To prosecute and imprison political leaders and corporate executives would require a parsing of legal boundaries and a recalibration of criminal accountability.

At many moments in history, humanity’s propensity for wanton destruction has demanded legal and moral restraint. One of those times, seared into modern consciousness, came at the close of World War II, when Soviet and Allied forces liberated the Nazi concentration camps at Auschwitz and Dachau. Photographs and newsreels shocked the conscience of the world. Never had so many witnessed evidence of a crime so heinous, and so without precedent, that a new word—genocide—was needed to describe it, and in short order, a new framework of international justice was erected to outlaw it.

Another crime of similar magnitude is now at large in the world. It is not as conspicuous and repugnant as a death camp, but its power of mass destruction, if left unchecked, would strike the lives of hundreds of millions of people. A movement to outlaw it, too, is gaining momentum. That crime is called ecocide.
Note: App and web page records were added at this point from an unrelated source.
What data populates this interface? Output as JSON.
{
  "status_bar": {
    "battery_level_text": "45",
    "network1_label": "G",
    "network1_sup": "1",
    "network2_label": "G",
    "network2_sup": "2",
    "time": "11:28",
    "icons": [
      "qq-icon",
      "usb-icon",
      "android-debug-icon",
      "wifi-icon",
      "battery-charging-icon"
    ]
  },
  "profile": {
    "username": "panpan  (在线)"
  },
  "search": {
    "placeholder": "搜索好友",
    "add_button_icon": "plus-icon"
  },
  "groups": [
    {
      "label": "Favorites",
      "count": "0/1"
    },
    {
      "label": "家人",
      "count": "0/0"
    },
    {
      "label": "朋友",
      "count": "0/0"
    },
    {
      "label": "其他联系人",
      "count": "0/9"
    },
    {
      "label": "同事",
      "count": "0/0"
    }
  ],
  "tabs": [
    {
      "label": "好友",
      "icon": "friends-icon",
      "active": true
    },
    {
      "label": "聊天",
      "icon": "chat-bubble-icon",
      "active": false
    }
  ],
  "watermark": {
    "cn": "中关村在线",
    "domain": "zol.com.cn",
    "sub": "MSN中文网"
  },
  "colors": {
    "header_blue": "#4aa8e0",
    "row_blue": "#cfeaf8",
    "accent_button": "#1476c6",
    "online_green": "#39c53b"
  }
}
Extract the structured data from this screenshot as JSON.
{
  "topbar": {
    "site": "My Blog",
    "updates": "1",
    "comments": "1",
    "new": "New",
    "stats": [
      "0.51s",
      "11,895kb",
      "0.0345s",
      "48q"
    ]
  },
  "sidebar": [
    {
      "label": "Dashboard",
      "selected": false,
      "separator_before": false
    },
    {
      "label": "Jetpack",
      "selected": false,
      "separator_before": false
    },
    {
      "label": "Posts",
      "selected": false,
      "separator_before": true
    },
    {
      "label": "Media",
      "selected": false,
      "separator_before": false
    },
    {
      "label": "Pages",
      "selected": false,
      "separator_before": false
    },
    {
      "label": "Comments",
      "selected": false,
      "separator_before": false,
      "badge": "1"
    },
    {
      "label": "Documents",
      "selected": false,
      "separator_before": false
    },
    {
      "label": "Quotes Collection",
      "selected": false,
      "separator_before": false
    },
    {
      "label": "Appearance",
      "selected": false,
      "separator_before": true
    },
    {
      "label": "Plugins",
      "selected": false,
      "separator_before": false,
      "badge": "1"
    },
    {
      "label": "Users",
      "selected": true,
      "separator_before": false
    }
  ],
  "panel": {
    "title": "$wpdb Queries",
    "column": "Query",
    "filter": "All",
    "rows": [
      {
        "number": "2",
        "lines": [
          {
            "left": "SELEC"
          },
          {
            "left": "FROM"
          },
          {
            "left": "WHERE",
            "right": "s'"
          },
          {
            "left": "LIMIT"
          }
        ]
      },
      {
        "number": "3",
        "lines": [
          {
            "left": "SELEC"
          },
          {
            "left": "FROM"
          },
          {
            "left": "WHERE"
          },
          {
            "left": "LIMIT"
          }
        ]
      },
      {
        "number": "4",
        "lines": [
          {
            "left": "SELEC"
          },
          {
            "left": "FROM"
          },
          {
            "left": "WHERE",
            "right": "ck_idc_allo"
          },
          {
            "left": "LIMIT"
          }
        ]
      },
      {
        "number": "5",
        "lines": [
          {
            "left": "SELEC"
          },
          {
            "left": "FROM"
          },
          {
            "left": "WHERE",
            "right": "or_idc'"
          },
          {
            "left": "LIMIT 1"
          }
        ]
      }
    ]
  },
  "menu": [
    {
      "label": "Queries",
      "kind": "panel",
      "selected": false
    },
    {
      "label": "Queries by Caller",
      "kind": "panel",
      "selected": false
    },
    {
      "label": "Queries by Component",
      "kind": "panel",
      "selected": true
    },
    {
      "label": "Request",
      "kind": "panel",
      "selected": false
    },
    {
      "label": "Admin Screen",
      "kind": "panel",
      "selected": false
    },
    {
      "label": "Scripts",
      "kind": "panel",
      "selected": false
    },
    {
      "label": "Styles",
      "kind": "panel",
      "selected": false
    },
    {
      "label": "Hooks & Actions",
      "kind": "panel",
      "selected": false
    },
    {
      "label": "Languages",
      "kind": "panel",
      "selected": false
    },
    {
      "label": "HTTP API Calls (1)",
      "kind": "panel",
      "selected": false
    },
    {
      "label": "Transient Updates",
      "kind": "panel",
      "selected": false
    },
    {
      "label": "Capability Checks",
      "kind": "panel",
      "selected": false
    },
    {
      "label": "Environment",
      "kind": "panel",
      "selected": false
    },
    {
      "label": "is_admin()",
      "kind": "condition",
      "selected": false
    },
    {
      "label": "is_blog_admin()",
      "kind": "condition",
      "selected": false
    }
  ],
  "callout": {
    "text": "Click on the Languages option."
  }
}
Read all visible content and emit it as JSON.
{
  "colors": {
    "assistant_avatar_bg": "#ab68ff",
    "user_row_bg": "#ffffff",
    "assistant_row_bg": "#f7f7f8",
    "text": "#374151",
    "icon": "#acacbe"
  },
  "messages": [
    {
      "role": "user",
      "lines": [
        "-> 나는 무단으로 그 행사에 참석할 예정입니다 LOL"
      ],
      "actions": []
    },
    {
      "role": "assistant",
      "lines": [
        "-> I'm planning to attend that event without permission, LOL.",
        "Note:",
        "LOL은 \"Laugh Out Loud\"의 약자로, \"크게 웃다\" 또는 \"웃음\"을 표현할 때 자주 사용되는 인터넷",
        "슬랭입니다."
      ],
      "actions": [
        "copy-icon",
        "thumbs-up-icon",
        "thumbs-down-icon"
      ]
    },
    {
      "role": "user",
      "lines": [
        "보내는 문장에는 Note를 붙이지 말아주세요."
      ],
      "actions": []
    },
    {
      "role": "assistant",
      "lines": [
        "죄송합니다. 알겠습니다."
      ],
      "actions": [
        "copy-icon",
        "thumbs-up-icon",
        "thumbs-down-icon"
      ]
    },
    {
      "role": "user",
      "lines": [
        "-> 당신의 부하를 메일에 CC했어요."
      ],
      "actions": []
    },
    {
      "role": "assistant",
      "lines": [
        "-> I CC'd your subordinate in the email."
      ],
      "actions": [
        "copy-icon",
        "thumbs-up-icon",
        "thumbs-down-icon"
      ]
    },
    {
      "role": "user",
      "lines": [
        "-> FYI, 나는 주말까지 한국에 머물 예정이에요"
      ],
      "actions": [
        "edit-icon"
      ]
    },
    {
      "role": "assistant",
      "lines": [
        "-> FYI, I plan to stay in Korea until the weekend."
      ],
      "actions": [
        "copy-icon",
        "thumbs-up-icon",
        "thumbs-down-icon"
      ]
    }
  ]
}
Pope Francis, shepherd of 1.2 billion Catholics, has been among the most outspoken, calling out the wrongdoing with the full force of his office. He has advocated for the prosecution of corporations for ecocide, defining it as the damage or destruction of natural resources, flora and fauna or ecosystems. He has also suggested enumerating it as a sin in the Catechism of the Catholic Church, a reference text for teaching the doctrine of the faith.